**ENTRIES SHOWN**
= Beginning of Section =

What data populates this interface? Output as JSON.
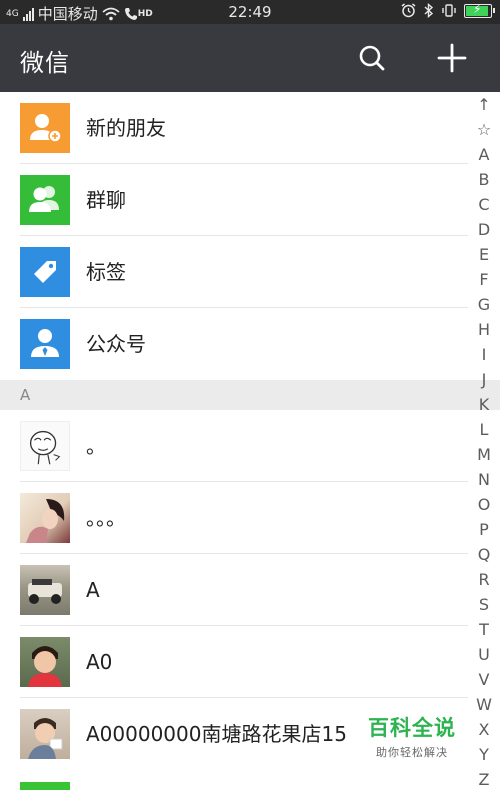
{
  "status_bar": {
    "carrier": "中国移动",
    "time": "22:49",
    "network_label": "4G",
    "hd_label": "HD"
  },
  "header": {
    "title": "微信",
    "search_icon": "search-icon",
    "add_icon": "plus-icon"
  },
  "top_items": [
    {
      "label": "新的朋友",
      "color": "#f79c32",
      "icon": "add-friend-icon"
    },
    {
      "label": "群聊",
      "color": "#35bd3a",
      "icon": "group-chat-icon"
    },
    {
      "label": "标签",
      "color": "#2f8ee0",
      "icon": "tag-icon"
    },
    {
      "label": "公众号",
      "color": "#2f8ee0",
      "icon": "official-account-icon"
    }
  ],
  "sections": [
    {
      "letter": "A",
      "contacts": [
        {
          "name": "。"
        },
        {
          "name": "。。。"
        },
        {
          "name": "A"
        },
        {
          "name": "A0"
        },
        {
          "name": "A00000000南塘路花果店15"
        }
      ]
    }
  ],
  "index_bar": [
    "↑",
    "☆",
    "A",
    "B",
    "C",
    "D",
    "E",
    "F",
    "G",
    "H",
    "I",
    "J",
    "K",
    "L",
    "M",
    "N",
    "O",
    "P",
    "Q",
    "R",
    "S",
    "T",
    "U",
    "V",
    "W",
    "X",
    "Y",
    "Z"
  ],
  "watermark": {
    "title": "百科全说",
    "subtitle": "助你轻松解决"
  },
  "colors": {
    "titlebar": "#393a3f",
    "watermark": "#2db350"
  }
}
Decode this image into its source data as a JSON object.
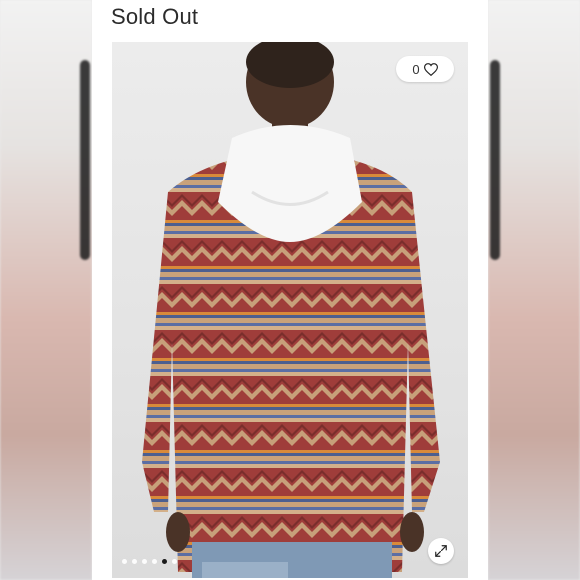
{
  "listing": {
    "status_label": "Sold Out"
  },
  "gallery": {
    "like_count": "0",
    "dots_total": 6,
    "active_dot_index": 4
  },
  "colors": {
    "card_background": "#ffffff",
    "pattern_red": "#a8433f",
    "pattern_tan": "#c9a27a",
    "pattern_blue": "#5b6ea3",
    "hoodie": "#f7f7f7"
  }
}
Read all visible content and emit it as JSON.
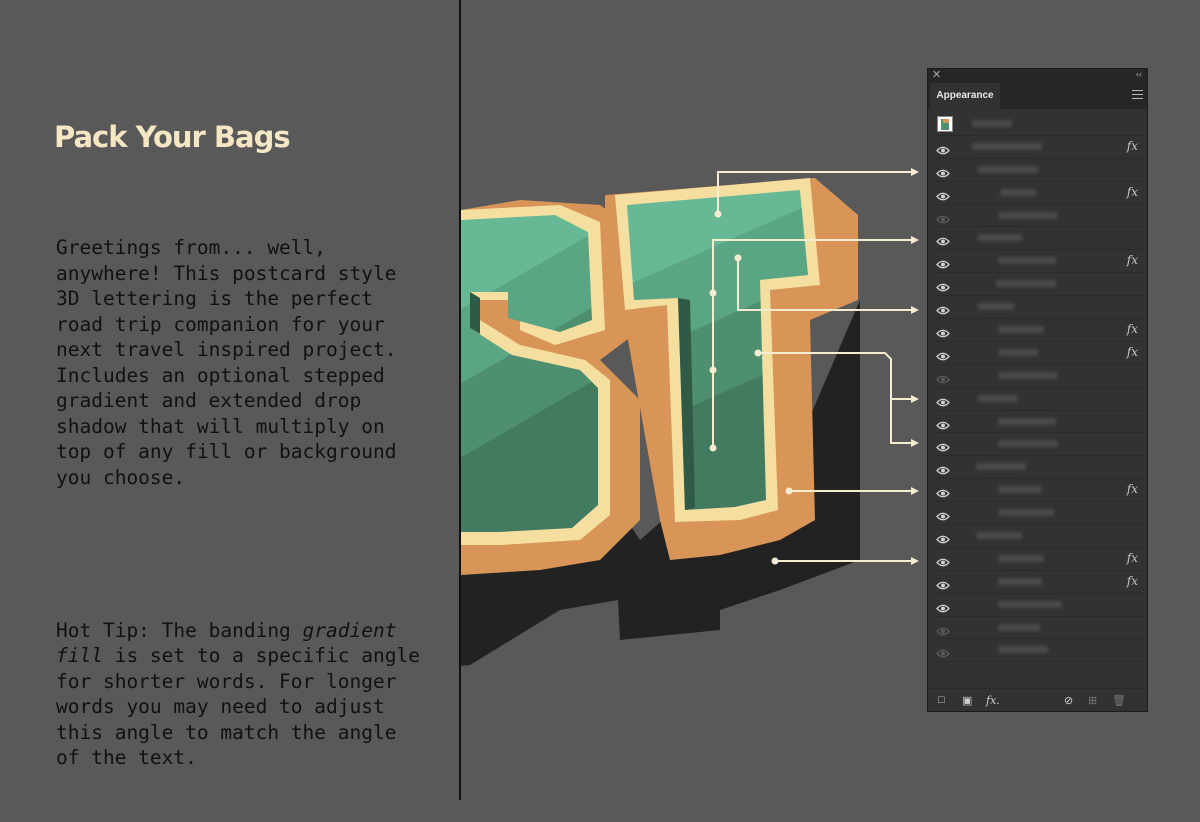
{
  "left": {
    "title": "Pack Your Bags",
    "paragraph1": "Greetings from... well, anywhere! This postcard style 3D lettering is the perfect road trip companion for your next travel inspired project. Includes an optional stepped gradient and extended drop shadow that will multiply on top of any fill or background you choose.",
    "tip_label": "Hot Tip:",
    "tip_pre": " The banding ",
    "tip_em": "gradient fill",
    "tip_post": " is set to a specific angle for shorter words. For longer words you may need to adjust this angle to match the angle of the text."
  },
  "artwork": {
    "letters": "ST",
    "colors": {
      "face_light": "#67b995",
      "face_mid": "#4e8f70",
      "face_dark": "#3f7357",
      "inline": "#f4dea0",
      "outline_dark": "#2f5a45",
      "extrude": "#d99557",
      "shadow": "#222222",
      "callout": "#f5ecd2"
    }
  },
  "panel": {
    "tab_label": "Appearance",
    "close_icon": "close-icon",
    "collapse_icon": "collapse-icon",
    "menu_icon": "panel-menu-icon",
    "rows": [
      {
        "eye": false,
        "fx": false,
        "thumb": true
      },
      {
        "eye": true,
        "fx": true
      },
      {
        "eye": true,
        "fx": false
      },
      {
        "eye": true,
        "fx": true
      },
      {
        "eye": false,
        "fx": false
      },
      {
        "eye": true,
        "fx": false
      },
      {
        "eye": true,
        "fx": true
      },
      {
        "eye": true,
        "fx": false
      },
      {
        "eye": true,
        "fx": false
      },
      {
        "eye": true,
        "fx": true
      },
      {
        "eye": true,
        "fx": true
      },
      {
        "eye": false,
        "fx": false
      },
      {
        "eye": true,
        "fx": false
      },
      {
        "eye": true,
        "fx": false
      },
      {
        "eye": true,
        "fx": false
      },
      {
        "eye": true,
        "fx": false
      },
      {
        "eye": true,
        "fx": true
      },
      {
        "eye": true,
        "fx": false
      },
      {
        "eye": true,
        "fx": false
      },
      {
        "eye": true,
        "fx": true
      },
      {
        "eye": true,
        "fx": true
      },
      {
        "eye": true,
        "fx": false
      },
      {
        "eye": false,
        "fx": false
      },
      {
        "eye": false,
        "fx": false
      }
    ],
    "fx_label": "fx",
    "footer_fx_label": "fx."
  }
}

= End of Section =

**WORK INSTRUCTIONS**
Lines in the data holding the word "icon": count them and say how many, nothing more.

**EXERCISE RESPONSE**
9